Dataset rows describing interfaces:
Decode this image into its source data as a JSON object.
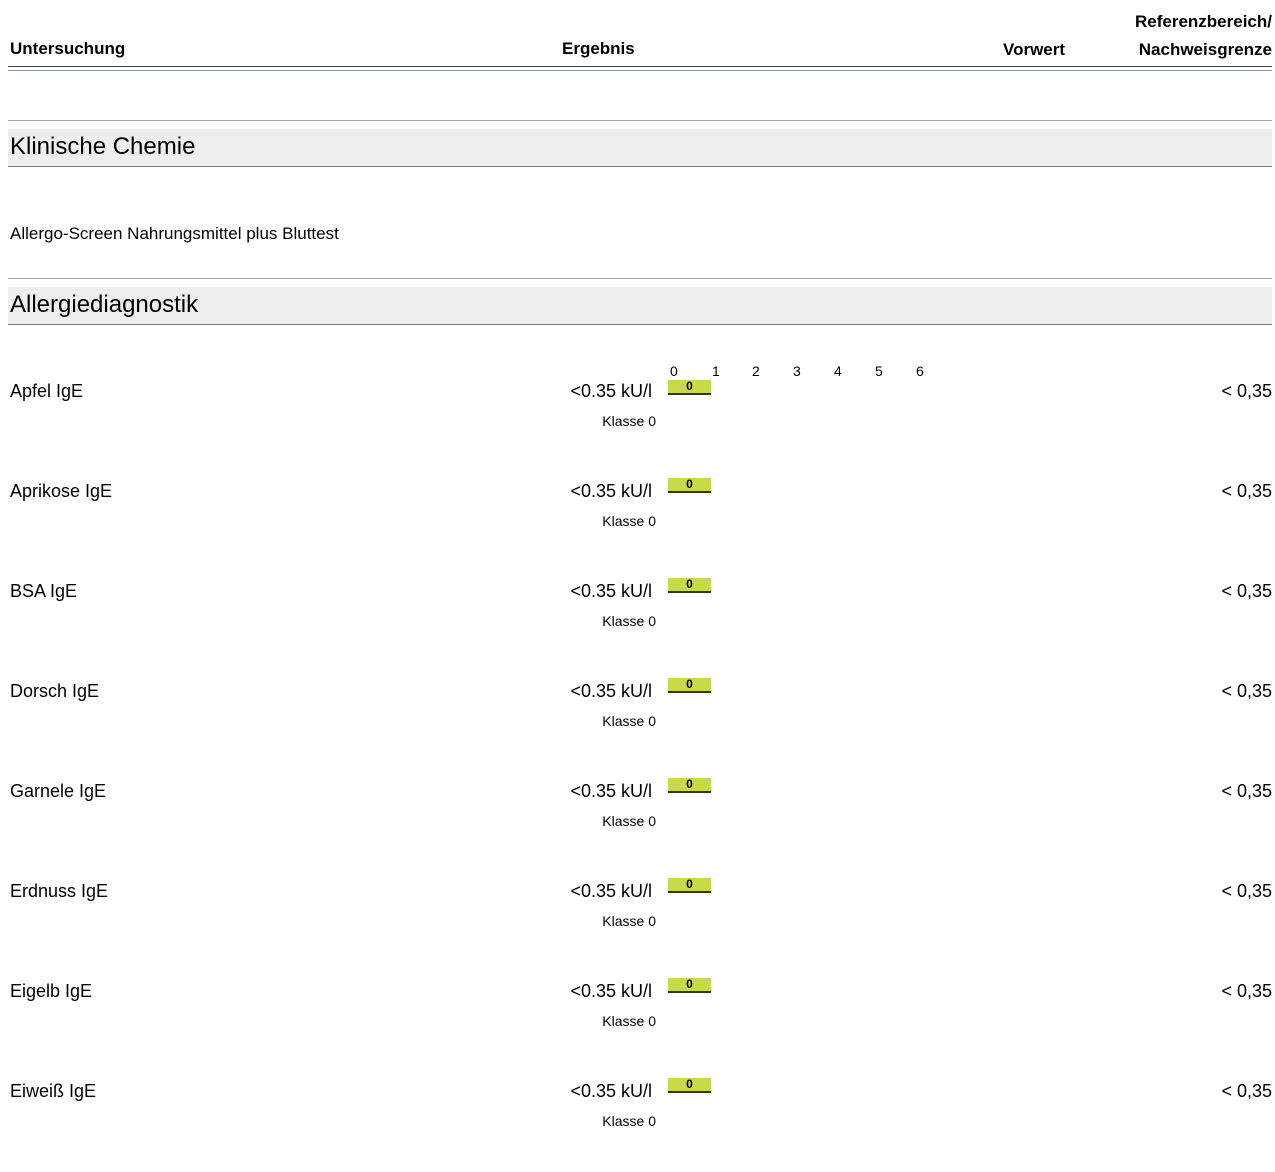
{
  "header": {
    "col_test": "Untersuchung",
    "col_result": "Ergebnis",
    "col_prev": "Vorwert",
    "col_ref_line1": "Referenzbereich/",
    "col_ref_line2": "Nachweisgrenze"
  },
  "sections": {
    "chemistry": "Klinische Chemie",
    "panel": "Allergo-Screen Nahrungsmittel plus Bluttest",
    "allergy": "Allergiediagnostik"
  },
  "scale_labels": [
    "0",
    "1",
    "2",
    "3",
    "4",
    "5",
    "6"
  ],
  "bar_color": "#c8d94a",
  "rows": [
    {
      "name": "Apfel IgE",
      "result": "<0.35 kU/l",
      "class_label": "Klasse 0",
      "class_value": "0",
      "reference": "< 0,35"
    },
    {
      "name": "Aprikose IgE",
      "result": "<0.35 kU/l",
      "class_label": "Klasse 0",
      "class_value": "0",
      "reference": "< 0,35"
    },
    {
      "name": "BSA IgE",
      "result": "<0.35 kU/l",
      "class_label": "Klasse 0",
      "class_value": "0",
      "reference": "< 0,35"
    },
    {
      "name": "Dorsch IgE",
      "result": "<0.35 kU/l",
      "class_label": "Klasse 0",
      "class_value": "0",
      "reference": "< 0,35"
    },
    {
      "name": "Garnele IgE",
      "result": "<0.35 kU/l",
      "class_label": "Klasse 0",
      "class_value": "0",
      "reference": "< 0,35"
    },
    {
      "name": "Erdnuss IgE",
      "result": "<0.35 kU/l",
      "class_label": "Klasse 0",
      "class_value": "0",
      "reference": "< 0,35"
    },
    {
      "name": "Eigelb IgE",
      "result": "<0.35 kU/l",
      "class_label": "Klasse 0",
      "class_value": "0",
      "reference": "< 0,35"
    },
    {
      "name": "Eiweiß IgE",
      "result": "<0.35 kU/l",
      "class_label": "Klasse 0",
      "class_value": "0",
      "reference": "< 0,35"
    }
  ]
}
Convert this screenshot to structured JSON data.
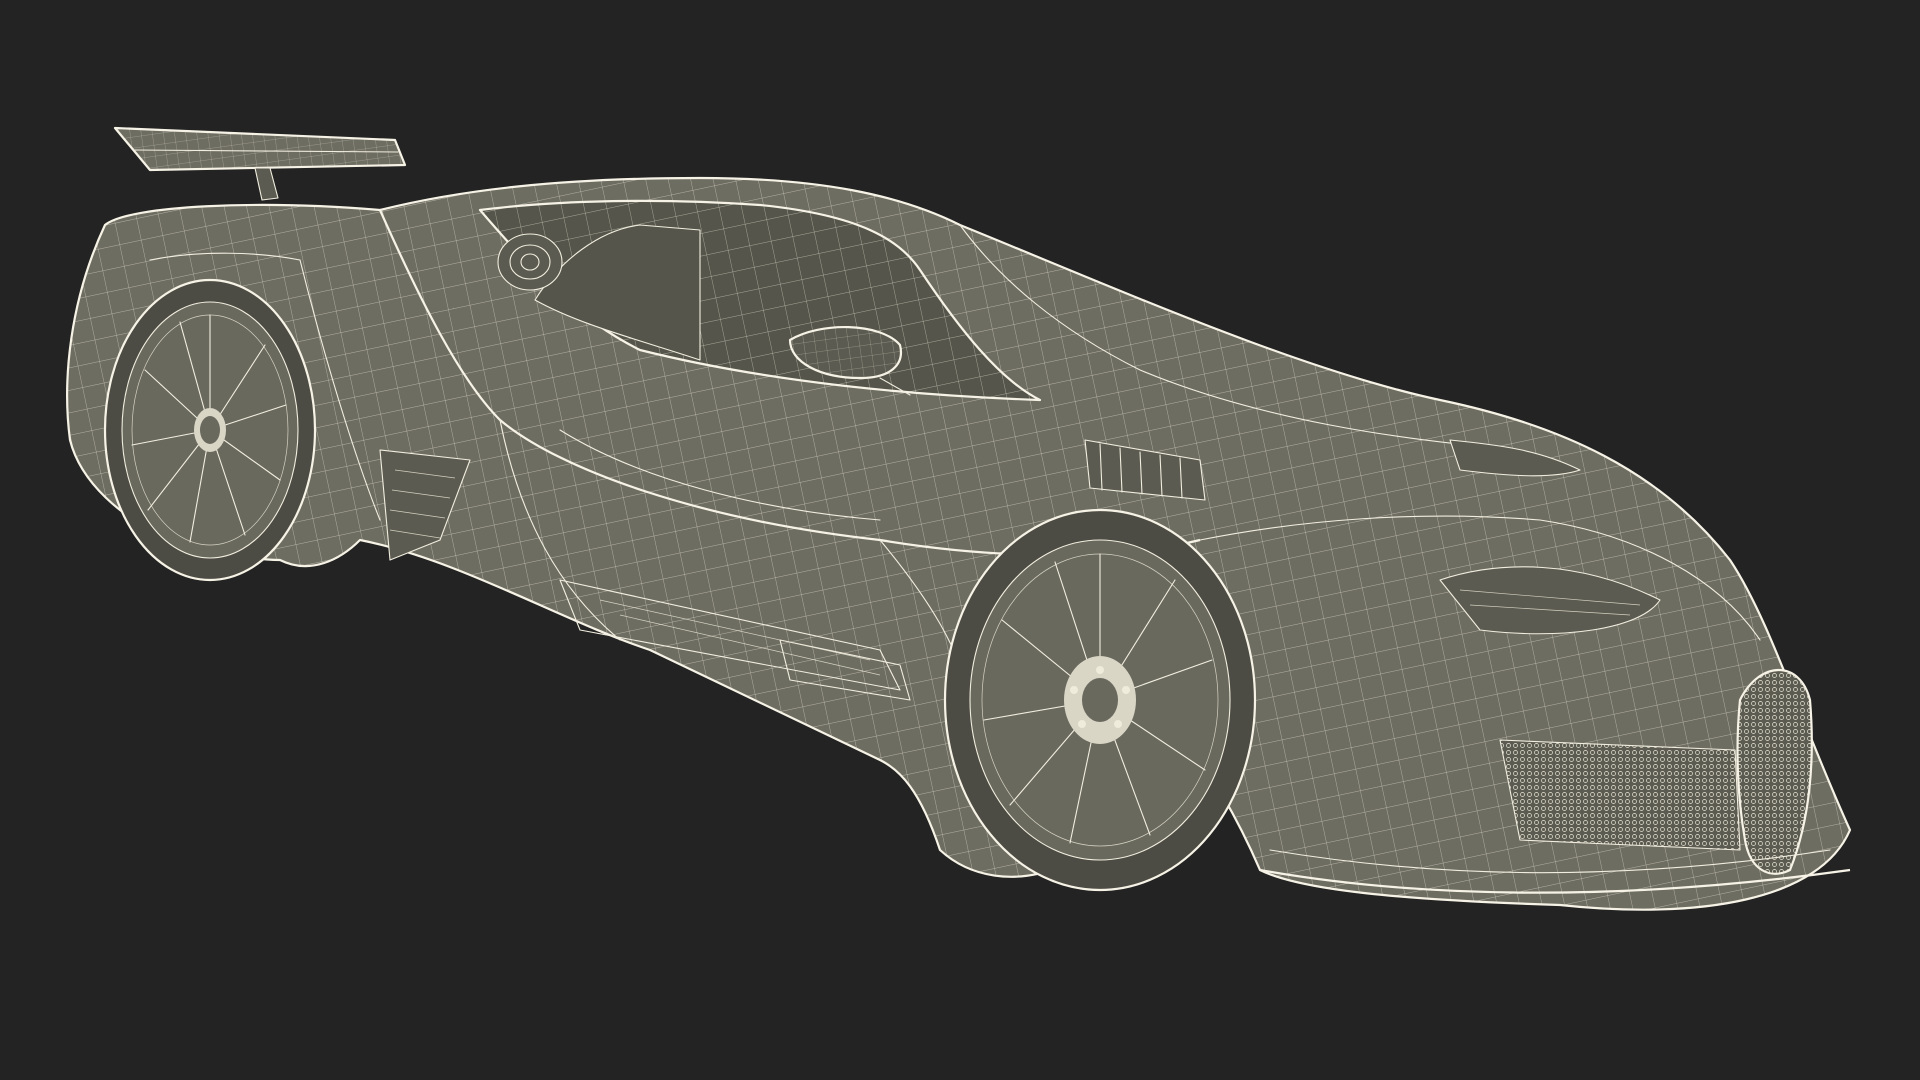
{
  "scene": {
    "subject": "car-wireframe-render",
    "colors": {
      "background": "#232323",
      "body": "#6e6d62",
      "wire": "#f1eedf"
    }
  }
}
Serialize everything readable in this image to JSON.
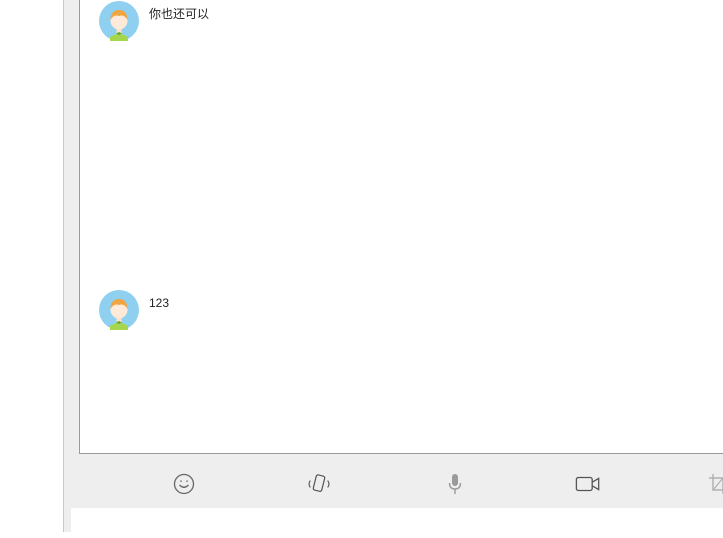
{
  "messages": [
    {
      "text": "你也还可以",
      "avatar": "cartoon-girl-avatar"
    },
    {
      "text": "123",
      "avatar": "cartoon-girl-avatar"
    }
  ],
  "toolbar": {
    "buttons": [
      {
        "icon": "emoji-smile-icon"
      },
      {
        "icon": "shake-window-icon"
      },
      {
        "icon": "microphone-icon"
      },
      {
        "icon": "video-camera-icon"
      },
      {
        "icon": "screenshot-crop-icon"
      }
    ]
  },
  "input": {
    "value": ""
  },
  "colors": {
    "toolbar_bg": "#eeeeee",
    "icon": "#666666",
    "avatar_bg": "#8fd0f0",
    "hair": "#f0a640",
    "collar": "#a6d64b"
  }
}
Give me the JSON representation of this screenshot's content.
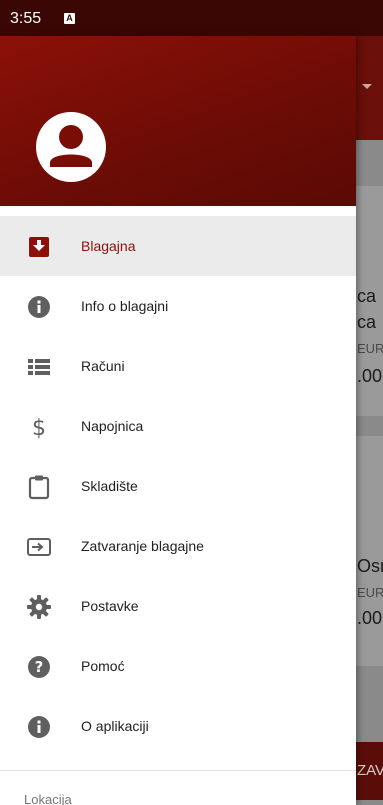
{
  "status_bar": {
    "time": "3:55",
    "notification_icon": "a-badge-icon"
  },
  "background": {
    "lines": [
      "ca",
      "ca",
      "EUR",
      ".00",
      "Osn",
      "EUR",
      ".00"
    ],
    "footer_text": "ZAV"
  },
  "drawer": {
    "header": {
      "avatar_icon": "account-circle-icon"
    },
    "menu": [
      {
        "label": "Blagajna",
        "icon": "cash-register-icon",
        "active": true
      },
      {
        "label": "Info o blagajni",
        "icon": "info-icon"
      },
      {
        "label": "Računi",
        "icon": "list-icon"
      },
      {
        "label": "Napojnica",
        "icon": "dollar-icon"
      },
      {
        "label": "Skladište",
        "icon": "clipboard-icon"
      },
      {
        "label": "Zatvaranje blagajne",
        "icon": "exit-icon"
      },
      {
        "label": "Postavke",
        "icon": "gear-icon"
      },
      {
        "label": "Pomoć",
        "icon": "help-icon"
      },
      {
        "label": "O aplikaciji",
        "icon": "info-icon"
      }
    ],
    "section_label": "Lokacija"
  },
  "colors": {
    "accent": "#8b1108",
    "header_dark": "#5a0a05",
    "status_bar": "#3a0704",
    "icon_gray": "#5f5f5f"
  }
}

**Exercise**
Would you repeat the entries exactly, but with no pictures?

**Solution**
Decode this image into its source data as a JSON object.
{
  "header": {
    "col_test": "Untersuchung",
    "col_result": "Ergebnis",
    "col_prev": "Vorwert",
    "col_ref_line1": "Referenzbereich/",
    "col_ref_line2": "Nachweisgrenze"
  },
  "sections": {
    "chemistry": "Klinische Chemie",
    "panel": "Allergo-Screen Nahrungsmittel plus Bluttest",
    "allergy": "Allergiediagnostik"
  },
  "scale_labels": [
    "0",
    "1",
    "2",
    "3",
    "4",
    "5",
    "6"
  ],
  "bar_color": "#c8d94a",
  "rows": [
    {
      "name": "Apfel IgE",
      "result": "<0.35 kU/l",
      "class_label": "Klasse 0",
      "class_value": "0",
      "reference": "< 0,35"
    },
    {
      "name": "Aprikose IgE",
      "result": "<0.35 kU/l",
      "class_label": "Klasse 0",
      "class_value": "0",
      "reference": "< 0,35"
    },
    {
      "name": "BSA IgE",
      "result": "<0.35 kU/l",
      "class_label": "Klasse 0",
      "class_value": "0",
      "reference": "< 0,35"
    },
    {
      "name": "Dorsch IgE",
      "result": "<0.35 kU/l",
      "class_label": "Klasse 0",
      "class_value": "0",
      "reference": "< 0,35"
    },
    {
      "name": "Garnele IgE",
      "result": "<0.35 kU/l",
      "class_label": "Klasse 0",
      "class_value": "0",
      "reference": "< 0,35"
    },
    {
      "name": "Erdnuss IgE",
      "result": "<0.35 kU/l",
      "class_label": "Klasse 0",
      "class_value": "0",
      "reference": "< 0,35"
    },
    {
      "name": "Eigelb IgE",
      "result": "<0.35 kU/l",
      "class_label": "Klasse 0",
      "class_value": "0",
      "reference": "< 0,35"
    },
    {
      "name": "Eiweiß IgE",
      "result": "<0.35 kU/l",
      "class_label": "Klasse 0",
      "class_value": "0",
      "reference": "< 0,35"
    }
  ]
}
Convert this screenshot to structured JSON data.
{
  "scene": {
    "subject": "car-wireframe-render",
    "colors": {
      "background": "#232323",
      "body": "#6e6d62",
      "wire": "#f1eedf"
    }
  }
}
Serialize everything readable in this image to JSON.
{
  "messages": [
    {
      "text": "你也还可以",
      "avatar": "cartoon-girl-avatar"
    },
    {
      "text": "123",
      "avatar": "cartoon-girl-avatar"
    }
  ],
  "toolbar": {
    "buttons": [
      {
        "icon": "emoji-smile-icon"
      },
      {
        "icon": "shake-window-icon"
      },
      {
        "icon": "microphone-icon"
      },
      {
        "icon": "video-camera-icon"
      },
      {
        "icon": "screenshot-crop-icon"
      }
    ]
  },
  "input": {
    "value": ""
  },
  "colors": {
    "toolbar_bg": "#eeeeee",
    "icon": "#666666",
    "avatar_bg": "#8fd0f0",
    "hair": "#f0a640",
    "collar": "#a6d64b"
  }
}
Give me the JSON representation of this screenshot's content.
{
  "status_bar": {
    "time": "3:55",
    "notification_icon": "a-badge-icon"
  },
  "background": {
    "lines": [
      "ca",
      "ca",
      "EUR",
      ".00",
      "Osn",
      "EUR",
      ".00"
    ],
    "footer_text": "ZAV"
  },
  "drawer": {
    "header": {
      "avatar_icon": "account-circle-icon"
    },
    "menu": [
      {
        "label": "Blagajna",
        "icon": "cash-register-icon",
        "active": true
      },
      {
        "label": "Info o blagajni",
        "icon": "info-icon"
      },
      {
        "label": "Računi",
        "icon": "list-icon"
      },
      {
        "label": "Napojnica",
        "icon": "dollar-icon"
      },
      {
        "label": "Skladište",
        "icon": "clipboard-icon"
      },
      {
        "label": "Zatvaranje blagajne",
        "icon": "exit-icon"
      },
      {
        "label": "Postavke",
        "icon": "gear-icon"
      },
      {
        "label": "Pomoć",
        "icon": "help-icon"
      },
      {
        "label": "O aplikaciji",
        "icon": "info-icon"
      }
    ],
    "section_label": "Lokacija"
  },
  "colors": {
    "accent": "#8b1108",
    "header_dark": "#5a0a05",
    "status_bar": "#3a0704",
    "icon_gray": "#5f5f5f"
  }
}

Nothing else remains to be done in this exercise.